Terry O’Connor points to a vacant plot of land overgrown with weeds as he outlines his Chinese employers’ A$1bn-plus investment plan for Darwin, a city in Australia’s sparsely populated far north.
“Work should begin here on a luxury resort by year’s end,” says the chief executive of Darwin Port — a sprawling collection of quays, land and buildings bought in 2015 by Landbridge, a Chinese company founded by billionaire Ye Cheng.
The acquisition is part of what KPMG says is a A$30bn (US$23bn) Australian spending splurge by Chinese investors over the past two years, which has helped the nation’s economy prosper despite the end of a once-in-a-generation mining boom.

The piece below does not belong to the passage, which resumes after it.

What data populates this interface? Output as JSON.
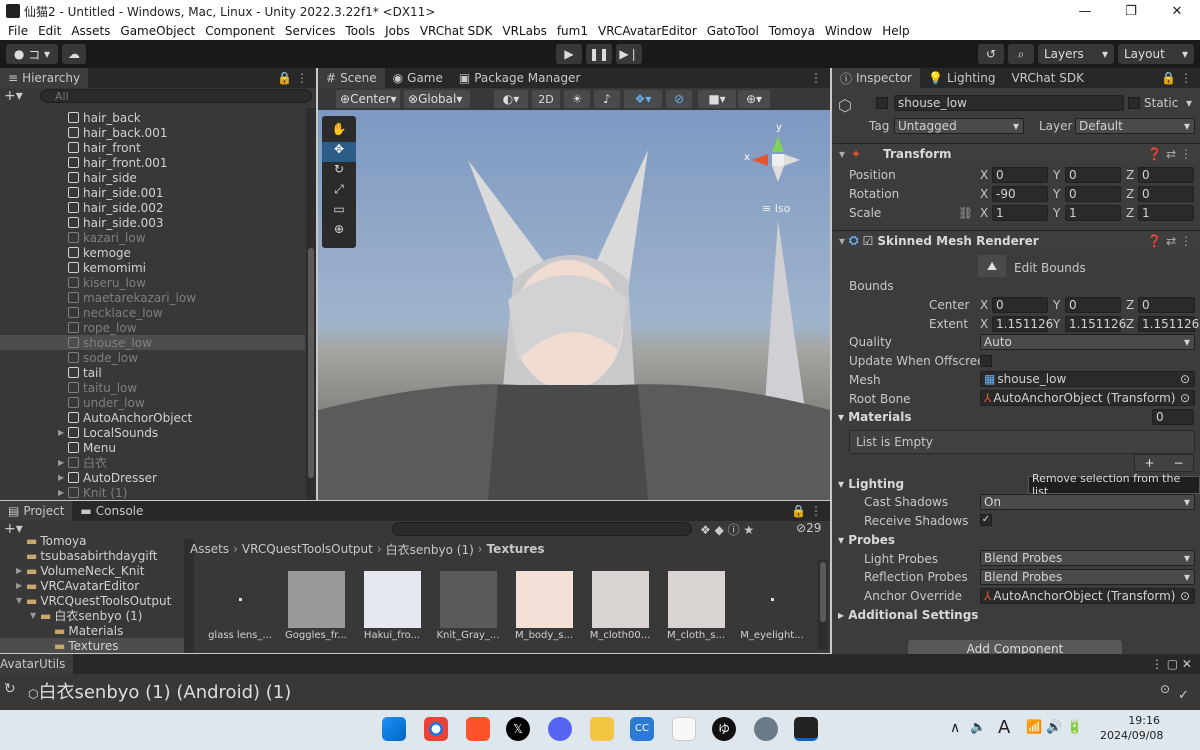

State governments and industry have welcomed the cash infusion, which is supporting jobs and investment, but the federal government has become increasingly wary of Chinese companies’ appetite for critical infrastructure such as ports, power networks and gas pipelines following controversy linked to the sale of the port.
Darwin, the capital of Northern Territory, hosts a military base used by US Marines — prompting former President Barack Obama to raise Washington’s concerns about the Landbridge acquisition directly with Malcolm Turnbull, Australia’s prime minister.
The Australian Strategic Policy Institute, a think-tank, has alleged that Landbridge has connections to the Chinese army and Communist party, and warned that the sale could damage US-Australia relations.
It has also questioned the financial strength of Landbridge, which is seeking a loan from the state-sponsored China Export-Import Bank following a series of failed bond issuances in 2015 and 2016.
“The port sale raises questions around access and future development of the port, as well as intelligence,” says Peter Jennings, Aspi director.
Landbridge rejects Aspi’s claims, saying they reflect a mood of “China panic” being whipped up by Australian media.
The company was drawn into controversy regarding…